■ RECORDS SUPPLIED
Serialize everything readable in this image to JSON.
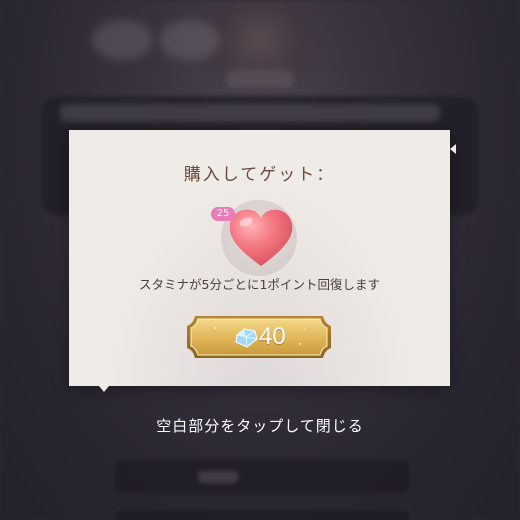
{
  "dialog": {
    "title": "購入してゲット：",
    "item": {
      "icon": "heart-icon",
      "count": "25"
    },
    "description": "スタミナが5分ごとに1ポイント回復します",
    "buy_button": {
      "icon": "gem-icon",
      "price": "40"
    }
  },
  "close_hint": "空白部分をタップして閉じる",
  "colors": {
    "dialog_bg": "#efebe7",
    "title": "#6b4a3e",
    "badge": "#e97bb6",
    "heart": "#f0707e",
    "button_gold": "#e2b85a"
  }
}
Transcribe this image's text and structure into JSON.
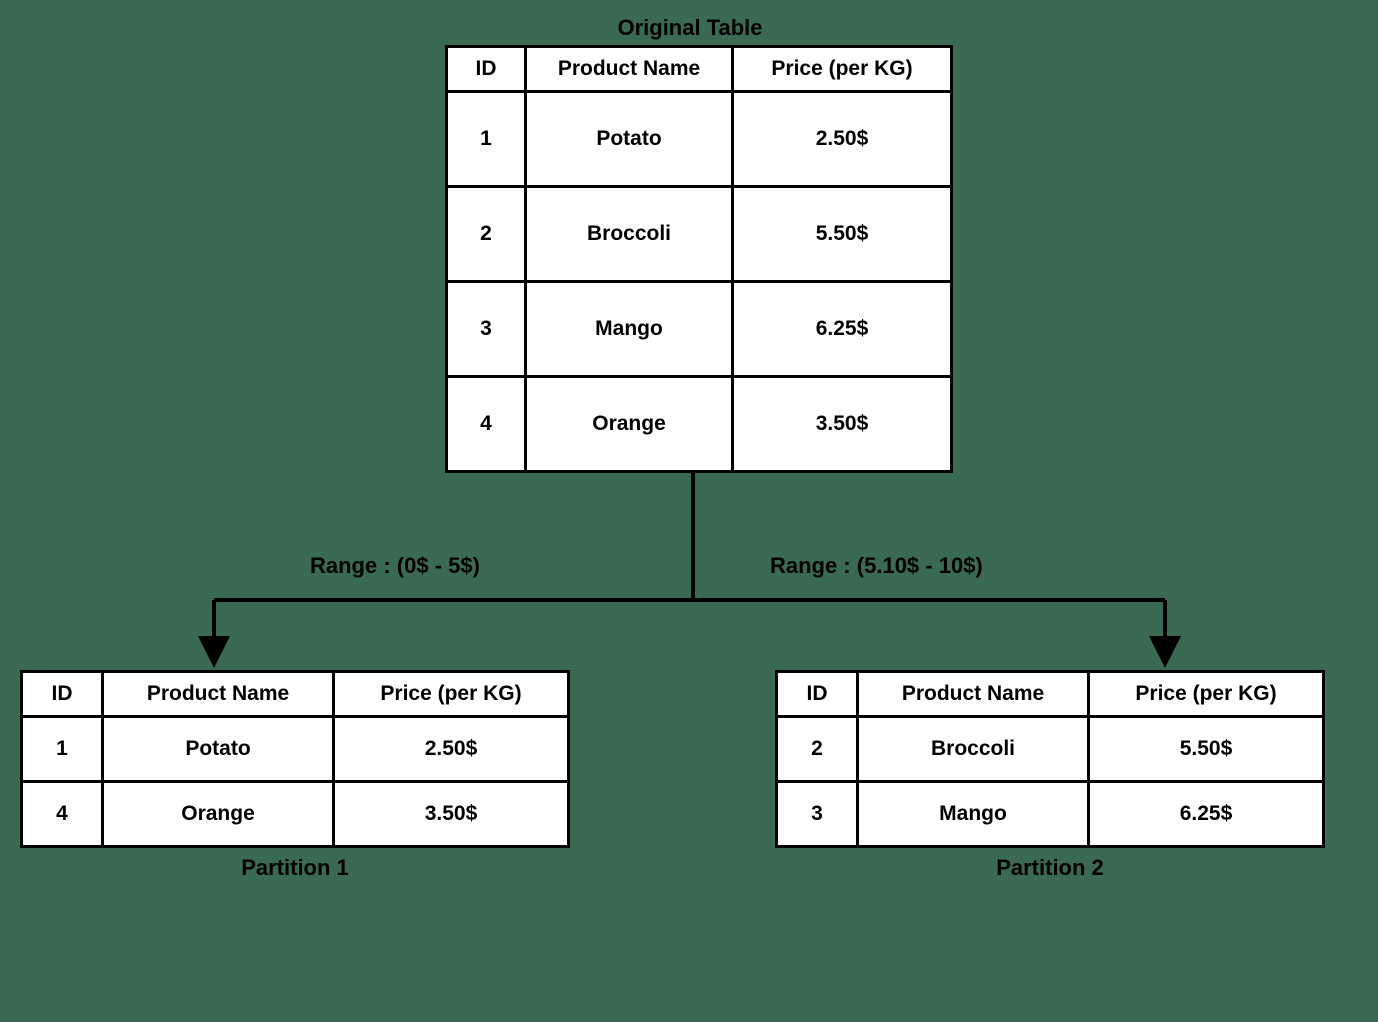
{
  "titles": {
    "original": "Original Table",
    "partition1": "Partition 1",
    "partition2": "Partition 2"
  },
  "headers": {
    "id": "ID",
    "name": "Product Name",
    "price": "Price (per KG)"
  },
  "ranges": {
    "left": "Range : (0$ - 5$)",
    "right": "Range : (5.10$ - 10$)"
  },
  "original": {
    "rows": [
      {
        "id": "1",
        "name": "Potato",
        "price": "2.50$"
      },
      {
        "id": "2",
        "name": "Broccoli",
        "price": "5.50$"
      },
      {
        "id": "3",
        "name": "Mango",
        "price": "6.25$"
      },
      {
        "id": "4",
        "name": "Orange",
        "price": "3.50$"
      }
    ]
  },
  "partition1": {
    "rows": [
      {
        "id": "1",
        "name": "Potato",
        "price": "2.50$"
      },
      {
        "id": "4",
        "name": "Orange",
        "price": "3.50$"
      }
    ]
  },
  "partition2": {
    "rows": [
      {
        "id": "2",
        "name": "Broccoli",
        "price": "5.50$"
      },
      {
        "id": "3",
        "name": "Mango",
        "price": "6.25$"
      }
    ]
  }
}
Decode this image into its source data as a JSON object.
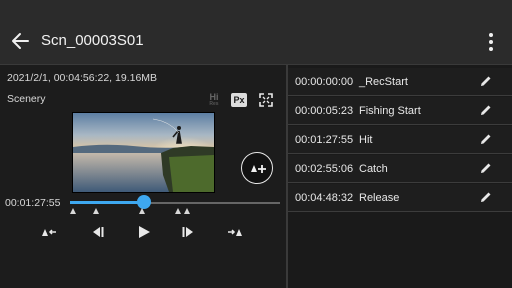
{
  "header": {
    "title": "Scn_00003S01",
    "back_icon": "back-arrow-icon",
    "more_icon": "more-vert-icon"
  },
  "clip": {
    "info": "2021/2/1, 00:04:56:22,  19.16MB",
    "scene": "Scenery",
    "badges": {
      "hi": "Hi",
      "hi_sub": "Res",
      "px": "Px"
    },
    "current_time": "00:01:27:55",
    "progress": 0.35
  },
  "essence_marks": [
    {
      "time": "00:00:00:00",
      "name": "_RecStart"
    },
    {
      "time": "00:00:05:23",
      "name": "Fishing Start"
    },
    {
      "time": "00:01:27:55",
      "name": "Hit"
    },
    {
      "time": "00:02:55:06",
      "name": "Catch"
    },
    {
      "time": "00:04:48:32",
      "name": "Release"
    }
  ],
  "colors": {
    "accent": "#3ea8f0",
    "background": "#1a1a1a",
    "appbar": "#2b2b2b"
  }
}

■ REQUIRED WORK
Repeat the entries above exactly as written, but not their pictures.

■ TASK SOLUTION
Serialize everything readable in this image to JSON.
{
  "dialog": {
    "title": "購入してゲット：",
    "item": {
      "icon": "heart-icon",
      "count": "25"
    },
    "description": "スタミナが5分ごとに1ポイント回復します",
    "buy_button": {
      "icon": "gem-icon",
      "price": "40"
    }
  },
  "close_hint": "空白部分をタップして閉じる",
  "colors": {
    "dialog_bg": "#efebe7",
    "title": "#6b4a3e",
    "badge": "#e97bb6",
    "heart": "#f0707e",
    "button_gold": "#e2b85a"
  }
}
Transcribe this image's text and structure into JSON.
{
  "titles": {
    "original": "Original Table",
    "partition1": "Partition 1",
    "partition2": "Partition 2"
  },
  "headers": {
    "id": "ID",
    "name": "Product Name",
    "price": "Price (per KG)"
  },
  "ranges": {
    "left": "Range : (0$ - 5$)",
    "right": "Range : (5.10$ - 10$)"
  },
  "original": {
    "rows": [
      {
        "id": "1",
        "name": "Potato",
        "price": "2.50$"
      },
      {
        "id": "2",
        "name": "Broccoli",
        "price": "5.50$"
      },
      {
        "id": "3",
        "name": "Mango",
        "price": "6.25$"
      },
      {
        "id": "4",
        "name": "Orange",
        "price": "3.50$"
      }
    ]
  },
  "partition1": {
    "rows": [
      {
        "id": "1",
        "name": "Potato",
        "price": "2.50$"
      },
      {
        "id": "4",
        "name": "Orange",
        "price": "3.50$"
      }
    ]
  },
  "partition2": {
    "rows": [
      {
        "id": "2",
        "name": "Broccoli",
        "price": "5.50$"
      },
      {
        "id": "3",
        "name": "Mango",
        "price": "6.25$"
      }
    ]
  }
}
Decode this image into its source data as a JSON object.
{
  "header": {
    "title": "Scn_00003S01",
    "back_icon": "back-arrow-icon",
    "more_icon": "more-vert-icon"
  },
  "clip": {
    "info": "2021/2/1, 00:04:56:22,  19.16MB",
    "scene": "Scenery",
    "badges": {
      "hi": "Hi",
      "hi_sub": "Res",
      "px": "Px"
    },
    "current_time": "00:01:27:55",
    "progress": 0.35
  },
  "essence_marks": [
    {
      "time": "00:00:00:00",
      "name": "_RecStart"
    },
    {
      "time": "00:00:05:23",
      "name": "Fishing Start"
    },
    {
      "time": "00:01:27:55",
      "name": "Hit"
    },
    {
      "time": "00:02:55:06",
      "name": "Catch"
    },
    {
      "time": "00:04:48:32",
      "name": "Release"
    }
  ],
  "colors": {
    "accent": "#3ea8f0",
    "background": "#1a1a1a",
    "appbar": "#2b2b2b"
  }
}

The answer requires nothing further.